The results further indicate that an intermittent treatment regimen using OCT findings as an indicator for retreatment is most promising for managing AMD patients with intravitreal bevacizumab. Similar results have been published for the use of ranibizumab in neovascular AMD.6 Despite the risk of CNV recurrence and no fixed retreatment at month 5 the study protocol allowed for a significant improvement of vision. The major limitation of this study protocol, especially when compared with the retreatment regimen used for PDT plus IVTA, is that despite reducing the number of injections, the number of patient visits is not reduced.
A correlation of changes in CRT and VA has been found for systemic bevacizumab in neovascular AMD.7 This seems to be valid also for intravitreal bevacizumab at month 1 as shown in this study. This correlation appears to be dependent on the treatment modality used. The PDT plus IVTA-treated patients showed, except for a PDT-induced increase in CRT at day 1, a very similar time course and degree of reduction in CRT compared with bevacizumab-treated patients. However, VA results did not correlate with the CRT reduction. One can only speculate on the reasons for this finding. It is well known that standard PDT induces a transient reduction in the outer blood retinal barrier function early after treatment,28 29 which seems not to be completely inhibited by same-day 4 mg IVTA. PDT furthermore leads to an at least transient closure of the choriocapillaris,28 and an atrophy of the retinal pigment epithelium (RPE) after repeated treatments.30 Modified PDT treatment parameters might (eg reduced fluence) have less effect on choroid and RPE and might subsequently provide better outcomes.31 Triamcinolone, even after washing out preservatives, has also shown a toxic effect on RPE cells in cell culture models.32 Which treatment component is responsible for the worse functional outcomes in the PDT plus IVTA group remains to be determined. These findings might, however, make us further aware of the potential limitations of combination strategies with anti-angiogenic drugs, not with regard to treatment durability, but with regard to functional outcomes.

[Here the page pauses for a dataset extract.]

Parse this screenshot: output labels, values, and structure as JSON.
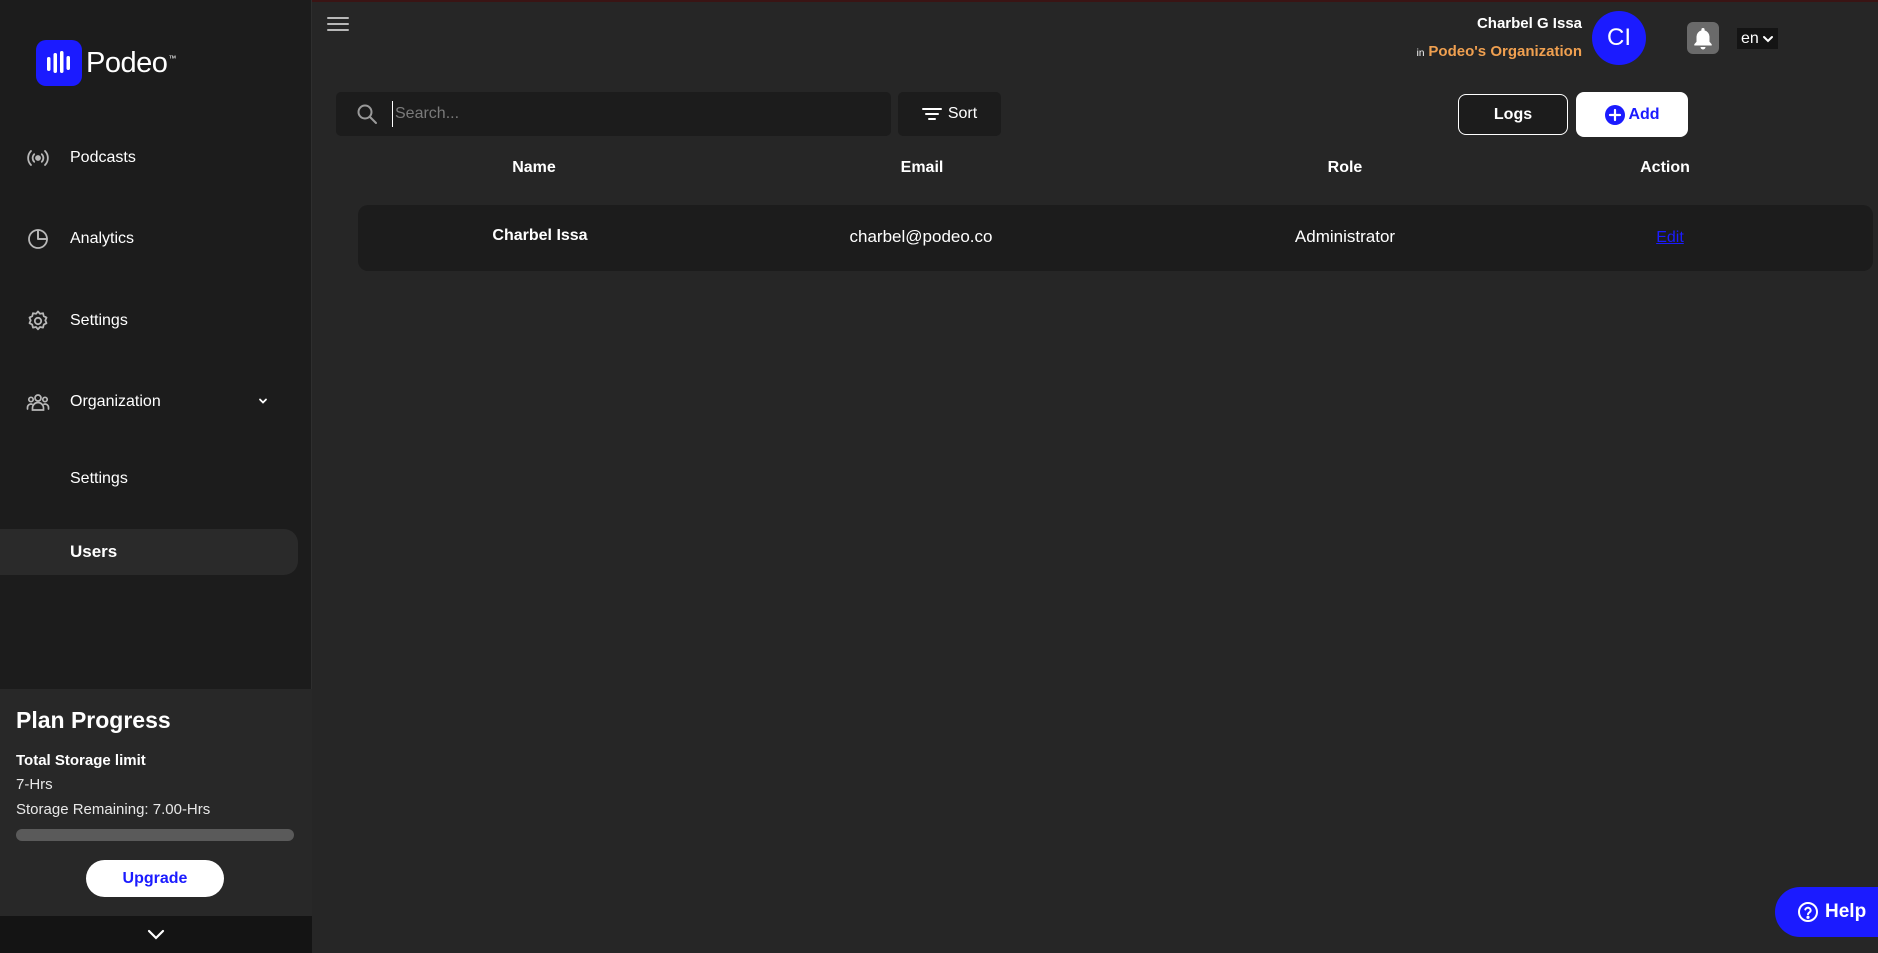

Despite the prospective, randomised, controlled study design, the study has clear limitations. The study was small, selected patients with relatively small, active CNV without any previous treatment and is so far limited to 6 months follow-up.
The trend indicated by the results of this study emphasises the potential value of intravitreal bevacizumab in neovascular AMD and supports the need for further large controlled clinical trials.
Competing interests: US-E is an owner of the patent on the use of green porphyrins in neovasculature of the eye under the guidelines of the Wellman Laboratories of Photomedicine, Harvard Medical School, Boston, Massachusetts, USA.